Virus-like particles are produced from viruses and seem very similar to them, but they lack genetic material and cannot infect a host cell. The authors of the preprint, on the other hand, contend that the huge icosahedral (20-sided) particles with changed capsids they discovered can be confidently referred to as “virus particles.”

Using transmission electron microscopy, the researchers discovered “an unexpected diversity of soil [virus-like particles] in the 0.2 m to 1.2 m size fraction” in their soil samples. To put this in perspective, the largest virus ever discovered, which was resurrected from Siberian permafrost in 2014, was 1.5 m broad, around the size of a microscopic bacterium.

“Amazingly, we discovered that a few hundred grams of forest soil contained a greater diversity of capsid morphotypes than all previously isolated giant viruses combined,” wrote the researchers. “This finding is even more astounding when you consider that we imaged only a tiny fraction of the viral diversity present in these soil samples.”

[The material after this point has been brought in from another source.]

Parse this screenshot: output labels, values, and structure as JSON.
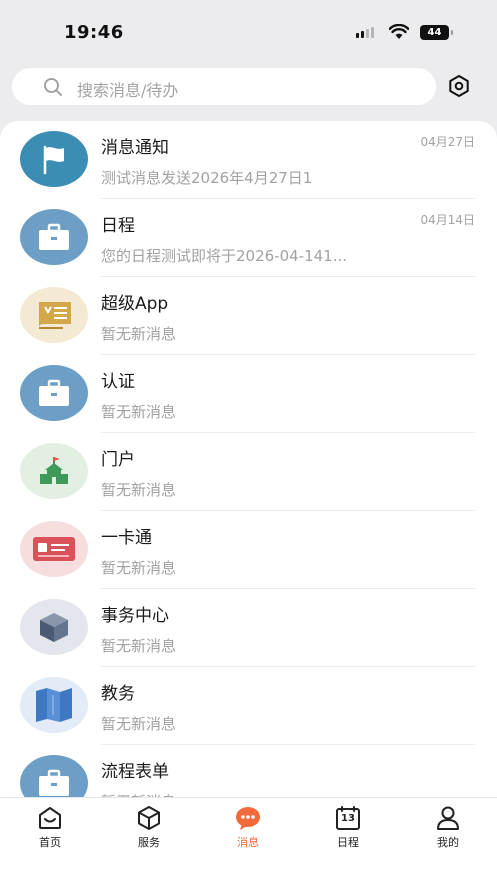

The findings show how much more we still need to learn about the strange and amazing world of gigantic viruses, which the researchers hope will encourage others to investigate. They are particularly interested in determining if this amazing diversity is limited to soil habitats or if enormous virus particles may also be found in aquatic environments.